“After Hours” came at a strange time for Martin Scorsese. Believe it or not, the acclaimed filmmaker was essentially in director’s jail at the time, following the flop of ‘The King of Comedy.” After that, Scorsese tried to make “The Last Temptation of Christ,” but the project fell apart. Then along came the script for “After Hours.” Scorsese was intrigued, primarily because the self-contained nature of the script convinced the filmmaker he could shoot the movie down and dirty — and quick. And that’s exactly what he did.
The end result is one of Scorsese’s most underrated films, which is now part of the Criterion Collection. One night, New Yorker Paul Hackett (Griffin Dunne) meets Marcy (Rosanna Arquette), a young woman who catches his eye. He heads up to her place in SoHo for what he clearly hopes will be a night of sex, but nothing goes right for poor Paul. Like Job, he’s thrust through one torment to the next, effectively punished by the universe for wanting to get laid. Along the way, he encounters one weirdo character after another, all of whom seem to turn on Paul eventually (the supporting cast is killer, featuring Verna Bloom, Linda Fiorentino, Teri Garr, John Heard, Catherine O’Hara, and even Cheech & Chong). Sweaty, funny, and strange, “After Hours” feels like Scorsese in punk rock mode, shooting fast with master cinematographer Michael Ballhaus to create the perfect night of hell.
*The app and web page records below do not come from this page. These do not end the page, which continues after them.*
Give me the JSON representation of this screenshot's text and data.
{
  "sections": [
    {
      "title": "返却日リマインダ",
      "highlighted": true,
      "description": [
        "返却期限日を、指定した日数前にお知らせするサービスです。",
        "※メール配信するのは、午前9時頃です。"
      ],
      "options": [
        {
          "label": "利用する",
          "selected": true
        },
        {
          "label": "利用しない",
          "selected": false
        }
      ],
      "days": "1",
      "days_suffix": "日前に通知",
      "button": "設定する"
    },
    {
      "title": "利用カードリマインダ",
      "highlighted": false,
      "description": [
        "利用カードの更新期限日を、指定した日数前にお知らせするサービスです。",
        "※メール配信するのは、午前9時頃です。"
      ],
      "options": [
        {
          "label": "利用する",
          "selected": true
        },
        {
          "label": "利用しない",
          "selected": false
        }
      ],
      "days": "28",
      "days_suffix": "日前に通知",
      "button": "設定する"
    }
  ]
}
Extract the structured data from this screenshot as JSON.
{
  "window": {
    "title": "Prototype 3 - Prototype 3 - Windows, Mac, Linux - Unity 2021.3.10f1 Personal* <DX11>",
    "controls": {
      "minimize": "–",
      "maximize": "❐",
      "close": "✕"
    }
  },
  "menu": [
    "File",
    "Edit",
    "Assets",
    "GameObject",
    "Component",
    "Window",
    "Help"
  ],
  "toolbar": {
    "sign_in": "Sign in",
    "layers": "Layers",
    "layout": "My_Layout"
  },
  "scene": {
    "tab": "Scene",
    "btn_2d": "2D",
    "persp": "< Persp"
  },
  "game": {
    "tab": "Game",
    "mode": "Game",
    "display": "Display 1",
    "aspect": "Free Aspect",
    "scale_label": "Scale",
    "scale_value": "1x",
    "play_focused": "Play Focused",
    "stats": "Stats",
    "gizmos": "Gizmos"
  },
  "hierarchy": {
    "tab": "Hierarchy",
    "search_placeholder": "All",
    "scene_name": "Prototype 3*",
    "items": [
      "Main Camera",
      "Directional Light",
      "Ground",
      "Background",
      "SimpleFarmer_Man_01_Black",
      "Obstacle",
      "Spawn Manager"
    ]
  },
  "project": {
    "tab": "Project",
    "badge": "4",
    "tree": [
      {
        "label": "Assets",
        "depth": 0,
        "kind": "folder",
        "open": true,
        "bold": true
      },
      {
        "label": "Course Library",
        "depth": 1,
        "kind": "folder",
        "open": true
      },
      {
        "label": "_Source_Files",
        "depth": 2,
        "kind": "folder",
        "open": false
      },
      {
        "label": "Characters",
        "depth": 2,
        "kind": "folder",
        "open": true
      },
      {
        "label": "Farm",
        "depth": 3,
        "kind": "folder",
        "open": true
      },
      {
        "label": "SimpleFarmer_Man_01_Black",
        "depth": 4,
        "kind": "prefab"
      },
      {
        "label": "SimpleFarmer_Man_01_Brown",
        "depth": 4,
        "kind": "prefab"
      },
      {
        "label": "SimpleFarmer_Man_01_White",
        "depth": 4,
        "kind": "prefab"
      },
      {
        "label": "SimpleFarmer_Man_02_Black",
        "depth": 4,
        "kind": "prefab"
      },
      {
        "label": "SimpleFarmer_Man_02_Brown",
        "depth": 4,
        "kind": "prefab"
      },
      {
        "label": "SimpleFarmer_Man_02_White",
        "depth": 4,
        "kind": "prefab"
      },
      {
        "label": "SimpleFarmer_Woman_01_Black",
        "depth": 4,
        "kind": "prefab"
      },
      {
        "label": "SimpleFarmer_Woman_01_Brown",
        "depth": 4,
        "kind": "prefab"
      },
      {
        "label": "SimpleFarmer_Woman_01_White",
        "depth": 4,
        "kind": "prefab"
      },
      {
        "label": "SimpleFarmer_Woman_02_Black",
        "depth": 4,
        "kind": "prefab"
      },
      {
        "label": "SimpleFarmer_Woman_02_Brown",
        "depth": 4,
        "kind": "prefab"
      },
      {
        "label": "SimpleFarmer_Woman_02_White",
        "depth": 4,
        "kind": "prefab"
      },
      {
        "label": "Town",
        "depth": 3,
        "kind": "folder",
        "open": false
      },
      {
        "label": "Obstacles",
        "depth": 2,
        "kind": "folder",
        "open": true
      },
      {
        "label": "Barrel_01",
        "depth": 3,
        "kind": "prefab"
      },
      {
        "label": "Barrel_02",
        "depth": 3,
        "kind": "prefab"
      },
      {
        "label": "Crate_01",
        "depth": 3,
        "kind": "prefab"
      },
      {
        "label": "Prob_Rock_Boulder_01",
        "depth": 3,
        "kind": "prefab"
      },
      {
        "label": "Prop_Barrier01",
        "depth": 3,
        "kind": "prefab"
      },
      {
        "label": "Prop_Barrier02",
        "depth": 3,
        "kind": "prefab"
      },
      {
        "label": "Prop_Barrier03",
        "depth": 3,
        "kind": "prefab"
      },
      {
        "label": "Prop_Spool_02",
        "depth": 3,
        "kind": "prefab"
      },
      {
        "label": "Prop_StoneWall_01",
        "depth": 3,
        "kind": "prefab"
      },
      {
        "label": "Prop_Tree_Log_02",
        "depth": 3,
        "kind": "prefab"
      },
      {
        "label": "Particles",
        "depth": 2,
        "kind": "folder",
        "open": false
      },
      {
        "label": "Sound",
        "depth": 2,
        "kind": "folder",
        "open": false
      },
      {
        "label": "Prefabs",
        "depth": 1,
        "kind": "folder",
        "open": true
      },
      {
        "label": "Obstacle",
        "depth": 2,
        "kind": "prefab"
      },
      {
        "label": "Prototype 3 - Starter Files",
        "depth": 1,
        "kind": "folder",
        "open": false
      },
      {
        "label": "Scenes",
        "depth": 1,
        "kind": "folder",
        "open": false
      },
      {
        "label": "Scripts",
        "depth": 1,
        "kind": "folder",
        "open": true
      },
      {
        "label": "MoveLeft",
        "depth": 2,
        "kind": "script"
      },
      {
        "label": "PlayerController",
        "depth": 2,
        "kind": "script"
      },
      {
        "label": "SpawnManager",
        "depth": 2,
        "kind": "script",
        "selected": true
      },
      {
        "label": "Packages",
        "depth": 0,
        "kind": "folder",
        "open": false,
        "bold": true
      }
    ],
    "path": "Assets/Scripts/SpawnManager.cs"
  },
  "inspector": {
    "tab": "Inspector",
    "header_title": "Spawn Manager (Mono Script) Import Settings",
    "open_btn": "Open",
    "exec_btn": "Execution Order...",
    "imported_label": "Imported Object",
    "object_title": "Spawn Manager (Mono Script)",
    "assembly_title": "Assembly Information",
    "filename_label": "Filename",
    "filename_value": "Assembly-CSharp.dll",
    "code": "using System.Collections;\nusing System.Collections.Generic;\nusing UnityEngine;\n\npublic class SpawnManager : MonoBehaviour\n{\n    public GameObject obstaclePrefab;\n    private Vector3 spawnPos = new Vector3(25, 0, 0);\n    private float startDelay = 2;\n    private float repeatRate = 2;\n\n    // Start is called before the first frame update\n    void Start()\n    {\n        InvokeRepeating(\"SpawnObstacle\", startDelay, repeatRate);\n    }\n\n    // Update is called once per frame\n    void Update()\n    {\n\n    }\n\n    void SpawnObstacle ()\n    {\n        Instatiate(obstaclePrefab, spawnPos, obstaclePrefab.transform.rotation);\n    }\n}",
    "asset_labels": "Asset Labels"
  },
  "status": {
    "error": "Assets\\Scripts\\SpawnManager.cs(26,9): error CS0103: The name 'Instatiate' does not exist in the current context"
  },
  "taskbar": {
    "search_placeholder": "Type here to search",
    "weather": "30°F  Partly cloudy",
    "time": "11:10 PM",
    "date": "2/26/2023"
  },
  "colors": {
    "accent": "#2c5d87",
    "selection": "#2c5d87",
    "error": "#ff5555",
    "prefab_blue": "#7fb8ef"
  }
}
As for Scorsese’s career, it bounced back — but not with “After Hours.” It was his next film, the Paul Newman/Tom Cruise pic “The Color of Money,” that finally got the filmmaker back in business in a big way. But “After Hours” is superior to “Money,” and it feels more like a true Scorsese picture.
- New 4K digital restoration, approved by editor Thelma Schoonmaker, with uncompressed monaural soundtrack
- In the 4K UHD edition: One 4K UHD disc of the film presented in Dolby Vision HDR and one Blu-ray with the film and special features
- New conversation between director Martin Scorsese and writer Fran Lebowitz
- Audio commentary featuring Scorsese, Schoonmaker, director of photography Michael Ballhaus, actor and producer Griffin Dunne, and producer Amy Robinson
- Documentary about the making of the film featuring Dunne, Robinson, Schoonmaker, and Scorsese
- New program on the look of the film featuring costume designer Rita Ryack and production designer Jeffrey Townsend
- Deleted scenes
- English subtitles for the deaf and hard of hearing
- PLUS: An essay by critic Sheila O’Malley